From there, you will want to exercise your limbs and core body.
A few of the exercises we like to use in the Carbondale Park District’s karate program include:
- Burpees with pushups to develop the strength needed to punch and kick
- Situps to toughen the abdomen and other core muscles
- Leg raises to develop the muscles along the top of the hip, thigh, and abdomen (which lift the legs for front kicks)
- Adductor flies to exercise and stretch the inside and outside muscles of the legs (which lift the legs for side, roundhouse, and hook kicks)
- Bicycles to exercise the legs and core body
- Heel raises to exercise the calves, which provide stability and balance
When starting out, take it easy. Do just a few repetitions of each exercise. If you can’t do 20 of each, do 10. If you can’t do 10, do five. Modify the exercises to make them less difficult if necessary—maybe you cannot do pushups without setting your knees on the ground. Do them that way, then.
Remember to breathe.
Listen to your body, work at your own pace, and find, but don’t exceed, your limits. In time, you’ll find the exercises get easier, and you can adjust them to make them harder (by lifting your knees off the ground when doing pushups, for example) or add repetitions to increase your strength and endurance. You may find other calisthenic exercises that help. You may find weightlifting and running (particularly wind sprints) valuable. You will gradually find that your limits expand.

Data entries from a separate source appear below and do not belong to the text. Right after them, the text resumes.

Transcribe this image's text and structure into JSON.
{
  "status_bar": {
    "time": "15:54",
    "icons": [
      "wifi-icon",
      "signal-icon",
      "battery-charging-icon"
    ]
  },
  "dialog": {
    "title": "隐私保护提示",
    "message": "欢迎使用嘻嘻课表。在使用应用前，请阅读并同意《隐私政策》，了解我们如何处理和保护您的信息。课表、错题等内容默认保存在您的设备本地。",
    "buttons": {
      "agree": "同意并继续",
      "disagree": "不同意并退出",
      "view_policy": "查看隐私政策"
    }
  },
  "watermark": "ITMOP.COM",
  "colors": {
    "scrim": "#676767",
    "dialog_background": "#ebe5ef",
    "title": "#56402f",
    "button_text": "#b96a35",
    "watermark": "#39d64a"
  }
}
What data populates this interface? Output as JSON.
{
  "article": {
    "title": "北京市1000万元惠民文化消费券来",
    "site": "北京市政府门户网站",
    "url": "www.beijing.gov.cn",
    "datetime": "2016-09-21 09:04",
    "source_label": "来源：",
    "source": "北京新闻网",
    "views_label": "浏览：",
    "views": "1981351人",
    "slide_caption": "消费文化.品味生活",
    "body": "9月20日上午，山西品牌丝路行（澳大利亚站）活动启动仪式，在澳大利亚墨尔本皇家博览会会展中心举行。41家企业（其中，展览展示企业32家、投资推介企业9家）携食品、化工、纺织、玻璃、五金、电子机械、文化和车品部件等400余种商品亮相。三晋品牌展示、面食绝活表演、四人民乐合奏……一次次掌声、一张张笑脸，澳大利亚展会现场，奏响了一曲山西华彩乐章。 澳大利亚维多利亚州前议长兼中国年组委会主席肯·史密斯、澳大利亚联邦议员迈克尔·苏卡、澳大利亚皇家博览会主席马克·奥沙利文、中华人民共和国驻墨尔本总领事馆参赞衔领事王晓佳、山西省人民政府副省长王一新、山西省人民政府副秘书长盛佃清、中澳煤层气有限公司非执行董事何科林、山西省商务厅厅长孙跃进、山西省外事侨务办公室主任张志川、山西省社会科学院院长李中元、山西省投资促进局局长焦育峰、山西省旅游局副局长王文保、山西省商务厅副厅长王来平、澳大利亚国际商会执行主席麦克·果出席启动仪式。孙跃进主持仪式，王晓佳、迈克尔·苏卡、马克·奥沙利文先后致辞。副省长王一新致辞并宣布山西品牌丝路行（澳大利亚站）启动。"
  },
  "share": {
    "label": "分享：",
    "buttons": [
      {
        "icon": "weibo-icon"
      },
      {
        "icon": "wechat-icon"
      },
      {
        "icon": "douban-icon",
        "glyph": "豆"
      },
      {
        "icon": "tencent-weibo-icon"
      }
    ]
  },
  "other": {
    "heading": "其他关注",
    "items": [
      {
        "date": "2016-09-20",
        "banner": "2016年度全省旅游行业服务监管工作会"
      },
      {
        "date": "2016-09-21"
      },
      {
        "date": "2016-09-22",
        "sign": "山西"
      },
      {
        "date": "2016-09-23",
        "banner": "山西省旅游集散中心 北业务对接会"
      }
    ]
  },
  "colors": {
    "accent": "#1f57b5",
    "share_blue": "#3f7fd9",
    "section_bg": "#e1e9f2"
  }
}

When you finish, don’t forget to perform static stretches that lengthen and relax the muscles you just exercised. Refer to Thomas Kurz’s site for more information. You can also watch several excellent instructional videos about stretching by Bill Wallace, a tournament karate and kickboxing champion who earned a master’s degree in kinesiology. In particular, you’ll want to finish your workout with straddle stretches and standing forward bends.
Never bounce into stretches. Don’t try to compete with the flexibility of others, particularly people with the extraordinary flexibility of Wallace or Kurz. Stay in your comfort zone. Wallace says that you don’t really stretch muscles, you teach them to relax, so don’t strain. Remember to breathe. To return to our motif, with time and effort, your limits will gradually expand.
You’ll want to take a day off from calisthenic exercises every other day so that your body has time to recover and prepare itself for more. If possible, do this for a few weeks before you start karate—or any other martial art. Keep doing them long after you begin. You’ll find you will perform better in class and build the stamina needed to practice more often. Improvement will come quicker, and you will minimize frustration.